Work to be completed: The records shown below are to be repeated exactly and completely.

Data:
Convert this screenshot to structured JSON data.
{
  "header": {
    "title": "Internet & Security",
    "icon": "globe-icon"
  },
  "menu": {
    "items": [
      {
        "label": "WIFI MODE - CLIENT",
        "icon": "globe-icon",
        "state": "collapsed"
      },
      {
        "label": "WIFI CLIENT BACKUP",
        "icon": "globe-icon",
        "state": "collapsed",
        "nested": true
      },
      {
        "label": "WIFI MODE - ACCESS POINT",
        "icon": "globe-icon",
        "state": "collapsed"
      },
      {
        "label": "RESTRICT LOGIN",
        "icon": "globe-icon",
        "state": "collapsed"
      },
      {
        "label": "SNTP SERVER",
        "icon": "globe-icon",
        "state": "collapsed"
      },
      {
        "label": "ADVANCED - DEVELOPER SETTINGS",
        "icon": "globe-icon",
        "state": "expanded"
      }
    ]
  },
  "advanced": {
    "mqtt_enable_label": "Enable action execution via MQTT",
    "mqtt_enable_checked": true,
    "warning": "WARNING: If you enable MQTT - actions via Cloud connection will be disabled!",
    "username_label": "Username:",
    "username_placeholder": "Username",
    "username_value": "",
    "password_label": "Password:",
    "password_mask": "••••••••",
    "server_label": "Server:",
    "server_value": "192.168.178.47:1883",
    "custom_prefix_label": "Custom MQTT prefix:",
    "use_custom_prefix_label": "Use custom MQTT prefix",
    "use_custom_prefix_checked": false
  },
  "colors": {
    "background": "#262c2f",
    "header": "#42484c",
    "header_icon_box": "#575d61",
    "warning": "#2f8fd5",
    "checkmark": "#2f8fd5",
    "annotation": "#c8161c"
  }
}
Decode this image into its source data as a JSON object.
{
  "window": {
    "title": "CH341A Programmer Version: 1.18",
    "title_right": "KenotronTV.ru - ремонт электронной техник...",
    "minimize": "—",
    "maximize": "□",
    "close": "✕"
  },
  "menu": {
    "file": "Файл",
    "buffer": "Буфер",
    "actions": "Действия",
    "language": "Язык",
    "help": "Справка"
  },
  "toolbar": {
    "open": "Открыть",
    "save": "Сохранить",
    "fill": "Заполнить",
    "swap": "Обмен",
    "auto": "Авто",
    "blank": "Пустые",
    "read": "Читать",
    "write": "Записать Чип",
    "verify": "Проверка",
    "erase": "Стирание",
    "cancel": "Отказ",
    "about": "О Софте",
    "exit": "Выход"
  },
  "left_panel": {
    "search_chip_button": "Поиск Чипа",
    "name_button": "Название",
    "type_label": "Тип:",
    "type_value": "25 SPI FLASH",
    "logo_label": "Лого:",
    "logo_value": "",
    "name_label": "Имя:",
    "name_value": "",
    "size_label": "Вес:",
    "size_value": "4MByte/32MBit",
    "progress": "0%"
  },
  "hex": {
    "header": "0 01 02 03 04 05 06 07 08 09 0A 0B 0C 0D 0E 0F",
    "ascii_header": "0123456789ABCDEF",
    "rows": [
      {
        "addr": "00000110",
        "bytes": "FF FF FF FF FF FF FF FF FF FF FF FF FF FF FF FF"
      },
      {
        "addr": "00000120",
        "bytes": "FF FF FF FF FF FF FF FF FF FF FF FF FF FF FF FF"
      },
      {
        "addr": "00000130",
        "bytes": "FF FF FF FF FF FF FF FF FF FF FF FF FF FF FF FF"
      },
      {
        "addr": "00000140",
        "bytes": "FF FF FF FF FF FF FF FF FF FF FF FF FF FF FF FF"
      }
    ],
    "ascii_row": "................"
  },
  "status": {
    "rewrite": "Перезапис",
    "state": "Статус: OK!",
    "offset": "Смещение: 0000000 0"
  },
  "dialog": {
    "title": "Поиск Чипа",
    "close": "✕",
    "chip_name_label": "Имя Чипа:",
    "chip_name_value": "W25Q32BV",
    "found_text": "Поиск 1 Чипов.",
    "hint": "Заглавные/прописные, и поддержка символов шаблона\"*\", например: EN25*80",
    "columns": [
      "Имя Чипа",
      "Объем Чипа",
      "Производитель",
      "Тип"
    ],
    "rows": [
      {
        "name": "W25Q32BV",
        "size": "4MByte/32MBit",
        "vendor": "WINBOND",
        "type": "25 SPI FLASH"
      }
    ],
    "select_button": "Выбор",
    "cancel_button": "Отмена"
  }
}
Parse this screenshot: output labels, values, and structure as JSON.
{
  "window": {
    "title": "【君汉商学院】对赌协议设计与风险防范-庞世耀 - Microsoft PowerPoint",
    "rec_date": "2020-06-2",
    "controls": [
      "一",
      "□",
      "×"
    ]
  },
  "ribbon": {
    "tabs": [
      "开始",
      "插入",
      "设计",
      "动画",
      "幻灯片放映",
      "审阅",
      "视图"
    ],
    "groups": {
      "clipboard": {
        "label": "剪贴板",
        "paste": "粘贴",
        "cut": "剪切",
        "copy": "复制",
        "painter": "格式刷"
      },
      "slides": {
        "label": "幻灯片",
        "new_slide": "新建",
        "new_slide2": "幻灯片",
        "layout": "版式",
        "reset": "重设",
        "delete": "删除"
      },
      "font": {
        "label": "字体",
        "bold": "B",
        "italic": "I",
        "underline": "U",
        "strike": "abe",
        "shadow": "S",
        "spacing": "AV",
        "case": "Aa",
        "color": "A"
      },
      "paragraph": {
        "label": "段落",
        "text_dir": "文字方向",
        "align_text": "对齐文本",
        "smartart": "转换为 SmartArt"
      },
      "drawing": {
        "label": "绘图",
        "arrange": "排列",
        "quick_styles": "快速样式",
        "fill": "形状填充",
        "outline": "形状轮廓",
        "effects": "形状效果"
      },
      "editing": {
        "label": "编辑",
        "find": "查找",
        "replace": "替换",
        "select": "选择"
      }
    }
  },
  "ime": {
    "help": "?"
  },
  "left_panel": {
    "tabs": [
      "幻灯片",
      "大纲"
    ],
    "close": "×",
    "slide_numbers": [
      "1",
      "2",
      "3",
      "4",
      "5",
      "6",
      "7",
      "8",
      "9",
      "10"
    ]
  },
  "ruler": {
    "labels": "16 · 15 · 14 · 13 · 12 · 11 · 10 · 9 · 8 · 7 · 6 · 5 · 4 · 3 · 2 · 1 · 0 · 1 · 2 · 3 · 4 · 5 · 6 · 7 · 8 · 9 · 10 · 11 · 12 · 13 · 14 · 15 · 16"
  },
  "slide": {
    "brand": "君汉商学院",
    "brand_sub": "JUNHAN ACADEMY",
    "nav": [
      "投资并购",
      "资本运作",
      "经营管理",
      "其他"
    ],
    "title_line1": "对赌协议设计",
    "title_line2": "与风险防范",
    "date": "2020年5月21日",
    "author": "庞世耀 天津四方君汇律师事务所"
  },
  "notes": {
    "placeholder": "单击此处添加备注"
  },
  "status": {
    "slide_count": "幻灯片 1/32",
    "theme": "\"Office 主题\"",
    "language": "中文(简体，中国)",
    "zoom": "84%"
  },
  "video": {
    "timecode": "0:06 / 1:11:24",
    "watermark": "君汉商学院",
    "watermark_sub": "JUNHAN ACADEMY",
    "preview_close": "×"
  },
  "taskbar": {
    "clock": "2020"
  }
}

Task response:
Convert this screenshot to structured JSON data.
{
  "header": {
    "title": "Internet & Security",
    "icon": "globe-icon"
  },
  "menu": {
    "items": [
      {
        "label": "WIFI MODE - CLIENT",
        "icon": "globe-icon",
        "state": "collapsed"
      },
      {
        "label": "WIFI CLIENT BACKUP",
        "icon": "globe-icon",
        "state": "collapsed",
        "nested": true
      },
      {
        "label": "WIFI MODE - ACCESS POINT",
        "icon": "globe-icon",
        "state": "collapsed"
      },
      {
        "label": "RESTRICT LOGIN",
        "icon": "globe-icon",
        "state": "collapsed"
      },
      {
        "label": "SNTP SERVER",
        "icon": "globe-icon",
        "state": "collapsed"
      },
      {
        "label": "ADVANCED - DEVELOPER SETTINGS",
        "icon": "globe-icon",
        "state": "expanded"
      }
    ]
  },
  "advanced": {
    "mqtt_enable_label": "Enable action execution via MQTT",
    "mqtt_enable_checked": true,
    "warning": "WARNING: If you enable MQTT - actions via Cloud connection will be disabled!",
    "username_label": "Username:",
    "username_placeholder": "Username",
    "username_value": "",
    "password_label": "Password:",
    "password_mask": "••••••••",
    "server_label": "Server:",
    "server_value": "192.168.178.47:1883",
    "custom_prefix_label": "Custom MQTT prefix:",
    "use_custom_prefix_label": "Use custom MQTT prefix",
    "use_custom_prefix_checked": false
  },
  "colors": {
    "background": "#262c2f",
    "header": "#42484c",
    "header_icon_box": "#575d61",
    "warning": "#2f8fd5",
    "checkmark": "#2f8fd5",
    "annotation": "#c8161c"
  }
}
Decode this image into its source data as a JSON object.
{
  "window": {
    "title": "CH341A Programmer Version: 1.18",
    "title_right": "KenotronTV.ru - ремонт электронной техник...",
    "minimize": "—",
    "maximize": "□",
    "close": "✕"
  },
  "menu": {
    "file": "Файл",
    "buffer": "Буфер",
    "actions": "Действия",
    "language": "Язык",
    "help": "Справка"
  },
  "toolbar": {
    "open": "Открыть",
    "save": "Сохранить",
    "fill": "Заполнить",
    "swap": "Обмен",
    "auto": "Авто",
    "blank": "Пустые",
    "read": "Читать",
    "write": "Записать Чип",
    "verify": "Проверка",
    "erase": "Стирание",
    "cancel": "Отказ",
    "about": "О Софте",
    "exit": "Выход"
  },
  "left_panel": {
    "search_chip_button": "Поиск Чипа",
    "name_button": "Название",
    "type_label": "Тип:",
    "type_value": "25 SPI FLASH",
    "logo_label": "Лого:",
    "logo_value": "",
    "name_label": "Имя:",
    "name_value": "",
    "size_label": "Вес:",
    "size_value": "4MByte/32MBit",
    "progress": "0%"
  },
  "hex": {
    "header": "0 01 02 03 04 05 06 07 08 09 0A 0B 0C 0D 0E 0F",
    "ascii_header": "0123456789ABCDEF",
    "rows": [
      {
        "addr": "00000110",
        "bytes": "FF FF FF FF FF FF FF FF FF FF FF FF FF FF FF FF"
      },
      {
        "addr": "00000120",
        "bytes": "FF FF FF FF FF FF FF FF FF FF FF FF FF FF FF FF"
      },
      {
        "addr": "00000130",
        "bytes": "FF FF FF FF FF FF FF FF FF FF FF FF FF FF FF FF"
      },
      {
        "addr": "00000140",
        "bytes": "FF FF FF FF FF FF FF FF FF FF FF FF FF FF FF FF"
      }
    ],
    "ascii_row": "................"
  },
  "status": {
    "rewrite": "Перезапис",
    "state": "Статус: OK!",
    "offset": "Смещение: 0000000 0"
  },
  "dialog": {
    "title": "Поиск Чипа",
    "close": "✕",
    "chip_name_label": "Имя Чипа:",
    "chip_name_value": "W25Q32BV",
    "found_text": "Поиск 1 Чипов.",
    "hint": "Заглавные/прописные, и поддержка символов шаблона\"*\", например: EN25*80",
    "columns": [
      "Имя Чипа",
      "Объем Чипа",
      "Производитель",
      "Тип"
    ],
    "rows": [
      {
        "name": "W25Q32BV",
        "size": "4MByte/32MBit",
        "vendor": "WINBOND",
        "type": "25 SPI FLASH"
      }
    ],
    "select_button": "Выбор",
    "cancel_button": "Отмена"
  }
}
Parse this screenshot: output labels, values, and structure as JSON.
{
  "window": {
    "title": "【君汉商学院】对赌协议设计与风险防范-庞世耀 - Microsoft PowerPoint",
    "rec_date": "2020-06-2",
    "controls": [
      "一",
      "□",
      "×"
    ]
  },
  "ribbon": {
    "tabs": [
      "开始",
      "插入",
      "设计",
      "动画",
      "幻灯片放映",
      "审阅",
      "视图"
    ],
    "groups": {
      "clipboard": {
        "label": "剪贴板",
        "paste": "粘贴",
        "cut": "剪切",
        "copy": "复制",
        "painter": "格式刷"
      },
      "slides": {
        "label": "幻灯片",
        "new_slide": "新建",
        "new_slide2": "幻灯片",
        "layout": "版式",
        "reset": "重设",
        "delete": "删除"
      },
      "font": {
        "label": "字体",
        "bold": "B",
        "italic": "I",
        "underline": "U",
        "strike": "abe",
        "shadow": "S",
        "spacing": "AV",
        "case": "Aa",
        "color": "A"
      },
      "paragraph": {
        "label": "段落",
        "text_dir": "文字方向",
        "align_text": "对齐文本",
        "smartart": "转换为 SmartArt"
      },
      "drawing": {
        "label": "绘图",
        "arrange": "排列",
        "quick_styles": "快速样式",
        "fill": "形状填充",
        "outline": "形状轮廓",
        "effects": "形状效果"
      },
      "editing": {
        "label": "编辑",
        "find": "查找",
        "replace": "替换",
        "select": "选择"
      }
    }
  },
  "ime": {
    "help": "?"
  },
  "left_panel": {
    "tabs": [
      "幻灯片",
      "大纲"
    ],
    "close": "×",
    "slide_numbers": [
      "1",
      "2",
      "3",
      "4",
      "5",
      "6",
      "7",
      "8",
      "9",
      "10"
    ]
  },
  "ruler": {
    "labels": "16 · 15 · 14 · 13 · 12 · 11 · 10 · 9 · 8 · 7 · 6 · 5 · 4 · 3 · 2 · 1 · 0 · 1 · 2 · 3 · 4 · 5 · 6 · 7 · 8 · 9 · 10 · 11 · 12 · 13 · 14 · 15 · 16"
  },
  "slide": {
    "brand": "君汉商学院",
    "brand_sub": "JUNHAN ACADEMY",
    "nav": [
      "投资并购",
      "资本运作",
      "经营管理",
      "其他"
    ],
    "title_line1": "对赌协议设计",
    "title_line2": "与风险防范",
    "date": "2020年5月21日",
    "author": "庞世耀 天津四方君汇律师事务所"
  },
  "notes": {
    "placeholder": "单击此处添加备注"
  },
  "status": {
    "slide_count": "幻灯片 1/32",
    "theme": "\"Office 主题\"",
    "language": "中文(简体，中国)",
    "zoom": "84%"
  },
  "video": {
    "timecode": "0:06 / 1:11:24",
    "watermark": "君汉商学院",
    "watermark_sub": "JUNHAN ACADEMY",
    "preview_close": "×"
  },
  "taskbar": {
    "clock": "2020"
  }
}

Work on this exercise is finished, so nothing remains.